If I did not think they would be a good teacher I also told them that. I said something to the effect that they could use me if they wished, but here is what I would say and I told them exactly what I thought of them as potential teachers. I assume they did not use my name.
Now on the other side of the coin, I am asked to write reference letters for teachers I have had when I was the principal and it is often a difficult task. After all, my integrity is on the line as well as the teacher's future livelihood. I have to walk a very fine line often but an experienced hiring person knows what to look for in a letter and can often determine the quality of the candidate from what is not said as much as what is said so I am not too worried about what I don't say.

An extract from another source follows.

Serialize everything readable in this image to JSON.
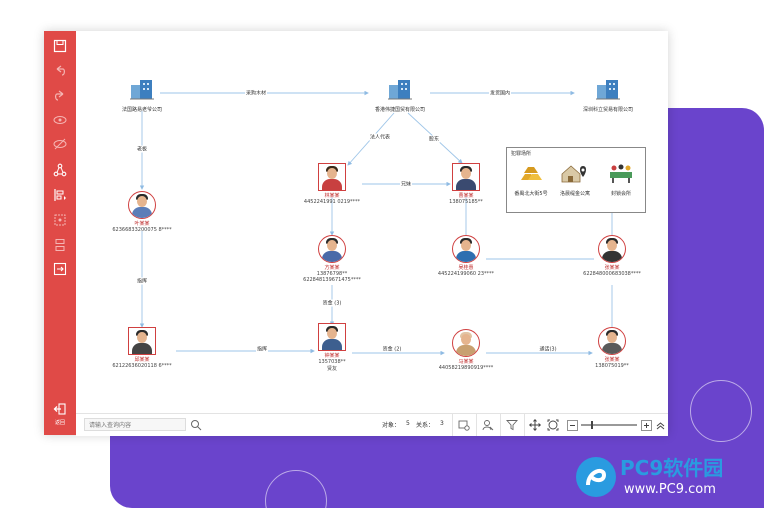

If you are in mid career, they always need t see the name of your present principal but if that is not going to be so good, you can ask your department head to write something for you or some of your teaching colleagues. In fact, I would actually get them to write something ahead of time and keep a file of reference letters. that you can show or send if they are required. Please read what I said previously about resume writing, because if your resume is no good no amount of letters will help you.

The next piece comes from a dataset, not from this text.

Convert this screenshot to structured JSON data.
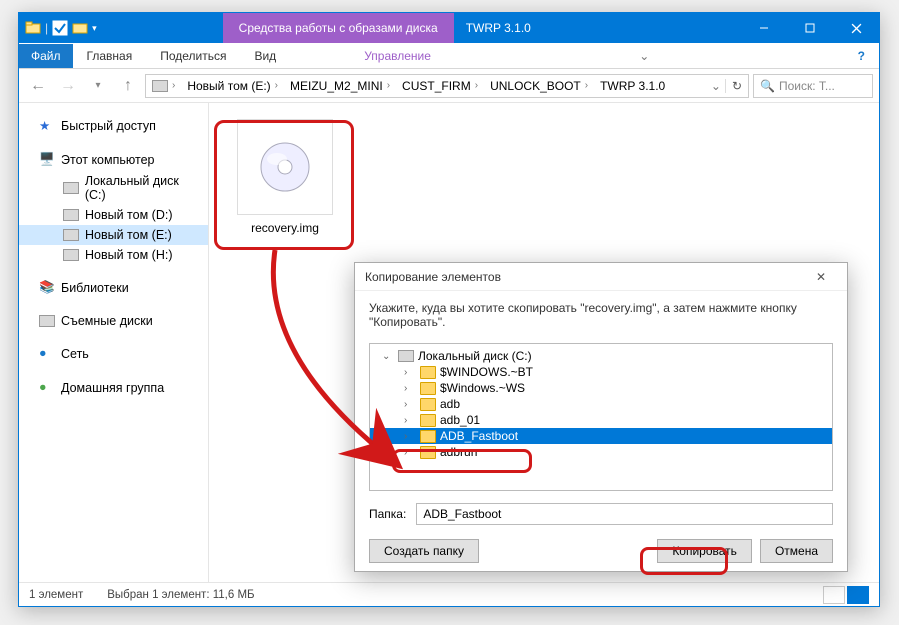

If you are retired and you have no immediate supervisor ( other than your spouse!) you have a challenge. This is where you keep all of your notes and letters that you accumulated over your career and use them explaining that you are retired.

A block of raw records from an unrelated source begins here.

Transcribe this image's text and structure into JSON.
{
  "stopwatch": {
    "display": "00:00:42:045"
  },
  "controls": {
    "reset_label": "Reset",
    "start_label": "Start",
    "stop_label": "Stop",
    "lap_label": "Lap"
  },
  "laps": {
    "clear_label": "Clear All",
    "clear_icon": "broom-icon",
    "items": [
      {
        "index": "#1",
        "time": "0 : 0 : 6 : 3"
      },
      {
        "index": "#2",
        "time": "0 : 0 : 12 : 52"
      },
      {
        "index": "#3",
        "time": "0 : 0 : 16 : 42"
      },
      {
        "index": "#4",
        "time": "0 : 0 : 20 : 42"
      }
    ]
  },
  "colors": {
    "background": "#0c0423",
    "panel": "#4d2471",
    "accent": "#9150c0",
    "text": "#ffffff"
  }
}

If you want to teach in Asia, the older you are the better it is because age is respected. If you look at TIE online, they actually tell you which countries there are age restrictions so this is a helpful web site.